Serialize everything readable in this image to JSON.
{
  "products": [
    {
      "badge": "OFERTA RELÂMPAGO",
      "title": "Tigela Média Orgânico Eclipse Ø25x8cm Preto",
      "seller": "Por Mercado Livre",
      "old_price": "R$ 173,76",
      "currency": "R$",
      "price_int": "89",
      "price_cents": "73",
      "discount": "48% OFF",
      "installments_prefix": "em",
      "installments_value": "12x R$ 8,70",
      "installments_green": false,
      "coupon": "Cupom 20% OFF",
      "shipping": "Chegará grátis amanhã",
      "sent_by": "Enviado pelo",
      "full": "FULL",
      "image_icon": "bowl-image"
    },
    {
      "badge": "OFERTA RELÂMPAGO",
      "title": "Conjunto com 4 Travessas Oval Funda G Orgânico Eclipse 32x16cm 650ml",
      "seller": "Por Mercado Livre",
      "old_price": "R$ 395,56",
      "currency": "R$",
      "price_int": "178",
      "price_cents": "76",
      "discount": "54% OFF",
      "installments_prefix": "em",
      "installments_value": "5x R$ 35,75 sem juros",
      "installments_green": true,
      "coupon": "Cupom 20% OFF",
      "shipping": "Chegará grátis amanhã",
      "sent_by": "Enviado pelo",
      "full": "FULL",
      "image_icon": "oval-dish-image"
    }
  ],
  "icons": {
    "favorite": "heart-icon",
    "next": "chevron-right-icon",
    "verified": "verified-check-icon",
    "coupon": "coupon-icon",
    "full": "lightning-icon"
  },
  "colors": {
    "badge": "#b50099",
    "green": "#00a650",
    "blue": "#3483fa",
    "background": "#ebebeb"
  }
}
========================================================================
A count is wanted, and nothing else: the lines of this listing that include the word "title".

2